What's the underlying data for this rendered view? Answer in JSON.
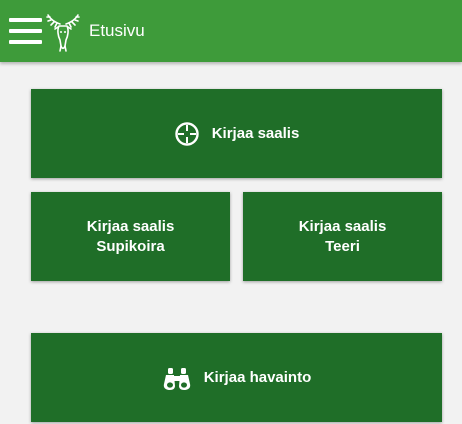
{
  "header": {
    "title": "Etusivu",
    "menu_icon": "hamburger-menu-icon",
    "logo": "moose-logo",
    "bar_color": "#3e9b3a"
  },
  "tiles": {
    "color": "#1f6e28",
    "record_catch": {
      "label": "Kirjaa saalis",
      "icon": "crosshair-icon"
    },
    "record_raccoon_dog": {
      "line1": "Kirjaa saalis",
      "line2": "Supikoira"
    },
    "record_black_grouse": {
      "line1": "Kirjaa saalis",
      "line2": "Teeri"
    },
    "record_observation": {
      "label": "Kirjaa havainto",
      "icon": "binoculars-icon"
    }
  }
}
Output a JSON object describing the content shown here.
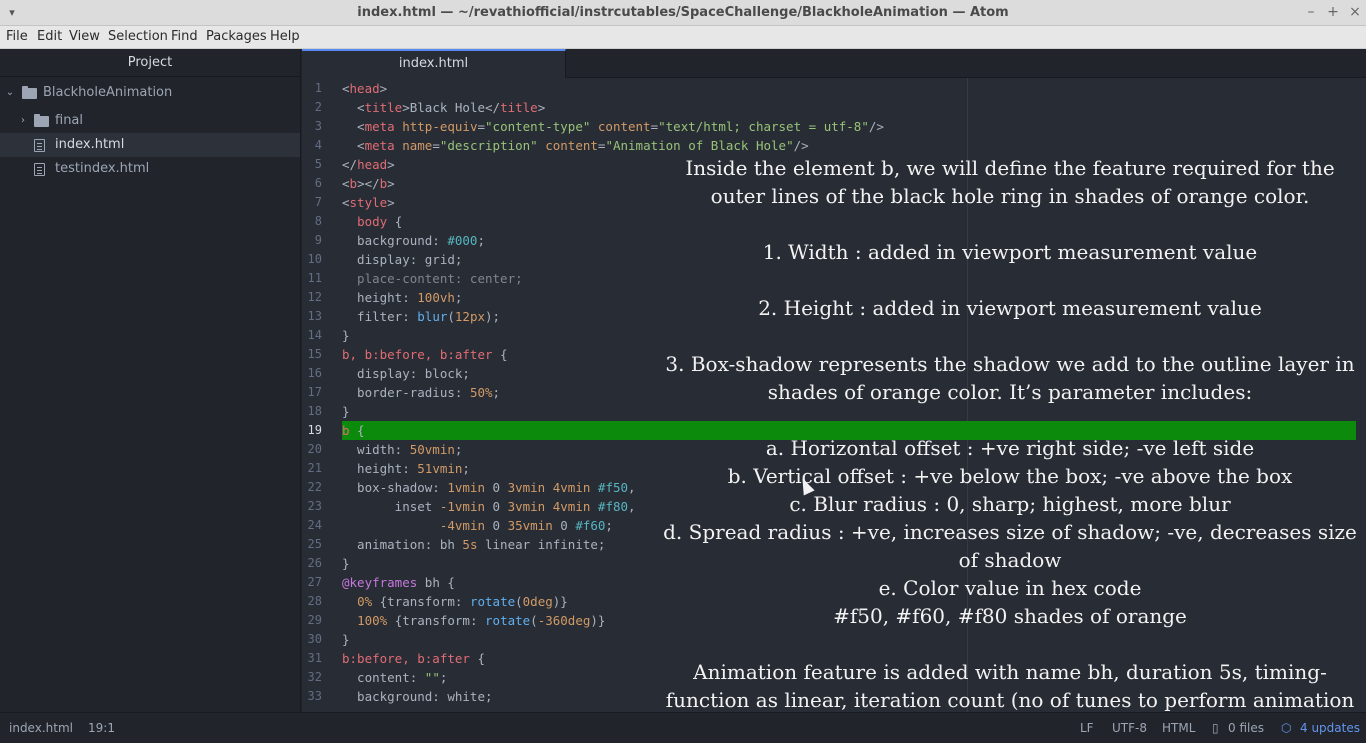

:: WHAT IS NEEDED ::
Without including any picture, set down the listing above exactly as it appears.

:: REPLY ::
What's the underlying data for this rendered view? Answer in JSON.
{
  "header": {
    "title": "Etusivu",
    "menu_icon": "hamburger-menu-icon",
    "logo": "moose-logo",
    "bar_color": "#3e9b3a"
  },
  "tiles": {
    "color": "#1f6e28",
    "record_catch": {
      "label": "Kirjaa saalis",
      "icon": "crosshair-icon"
    },
    "record_raccoon_dog": {
      "line1": "Kirjaa saalis",
      "line2": "Supikoira"
    },
    "record_black_grouse": {
      "line1": "Kirjaa saalis",
      "line2": "Teeri"
    },
    "record_observation": {
      "label": "Kirjaa havainto",
      "icon": "binoculars-icon"
    }
  }
}
Output a JSON object describing the content shown here.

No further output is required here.